Several years ago, in an effort to balance the rigor of my litigation practice with something light, I took a cake decorating class. I have always had a sweet tooth and particularly liked cakes. Not only are they delicious, but I enjoy looking at the various design, architecture and structure in baking magazines and in bakeries. Ironically, the woman who taught this class also worked in a law firm and sought the same stress relief from the hobby that I was looking to find. I was immediately hooked and purchased my own set of tools.

Eight years ago, when I was engaged to be married to my husband, Phil, we interviewed several bakers and I ultimately decided that I’d rather make my own cake. Our entire family thought I was insane, and I stayed up all night decorating the cake and even spent those precious few hours before the ceremony tending to last-minute cake design details.

But, it turned out beautifully, and in our circle of friends and family, I have since been asked to do other wedding cakes. And as that group grows, now baby showers and 1-year-old birthday parties.

Cake decorating allows me an opportunity to create something from concept to finish and in a short amount of time, unlike my litigation practice where cases may go on for years. Plus, unlike in a lawsuit, everyone gets a sweet ending.

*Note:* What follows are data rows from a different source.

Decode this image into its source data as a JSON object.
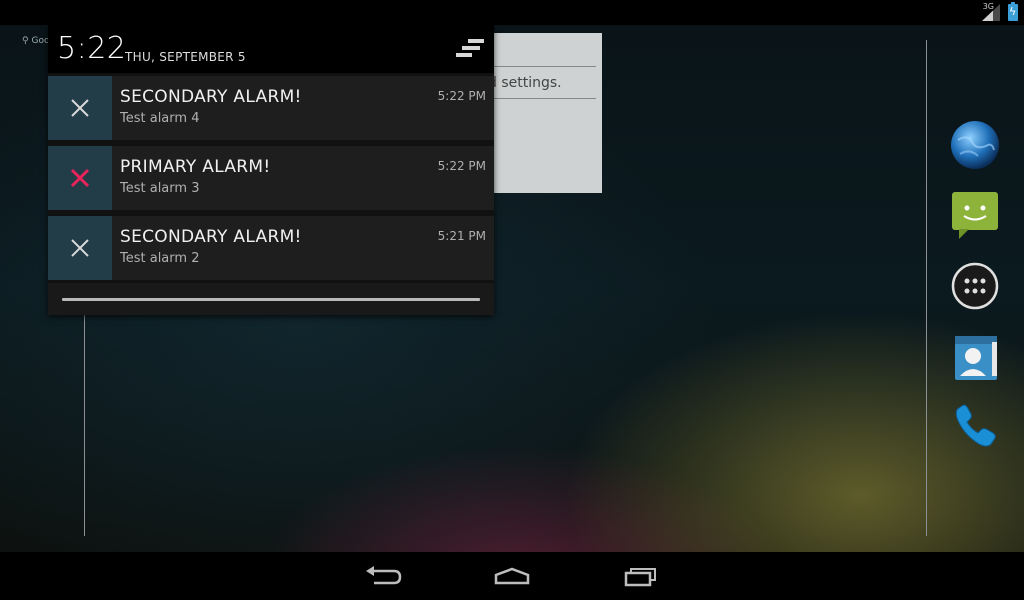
{
  "status_bar": {
    "network_type": "3G",
    "battery_icon": "battery-charging-icon",
    "signal_icon": "signal-icon"
  },
  "home": {
    "search_hint": "Goo",
    "background_dialog_text": "d settings."
  },
  "shade": {
    "time": "5:22",
    "date": "THU, SEPTEMBER 5",
    "clear_icon": "clear-all-icon"
  },
  "notifications": [
    {
      "title": "SECONDARY ALARM!",
      "text": "Test alarm 4",
      "time": "5:22 PM",
      "icon": "close-icon",
      "icon_color": "#d8d8d8"
    },
    {
      "title": "PRIMARY ALARM!",
      "text": "Test alarm 3",
      "time": "5:22 PM",
      "icon": "close-icon",
      "icon_color": "#e8245a"
    },
    {
      "title": "SECONDARY ALARM!",
      "text": "Test alarm 2",
      "time": "5:21 PM",
      "icon": "close-icon",
      "icon_color": "#d8d8d8"
    }
  ],
  "dock": [
    "browser-icon",
    "messaging-icon",
    "app-drawer-icon",
    "contacts-icon",
    "phone-icon"
  ],
  "nav": [
    "back-icon",
    "home-icon",
    "recent-apps-icon"
  ],
  "colors": {
    "notif_icon_bg": "#223c48",
    "accent_pink": "#e8245a",
    "holo_blue": "#3ca0d8"
  }
}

Holly Hempel is a litigation partner at Nelson Mullins Riley & Scarborough in Atlanta who practices civil litigation, representing corporations in wrongful death and other claims involving accommodation and travel-related liability and premises and products liability. She also advises corporations related to food safety, pharmaceutical and medical device litigation, toxic tort litigation and business litigation.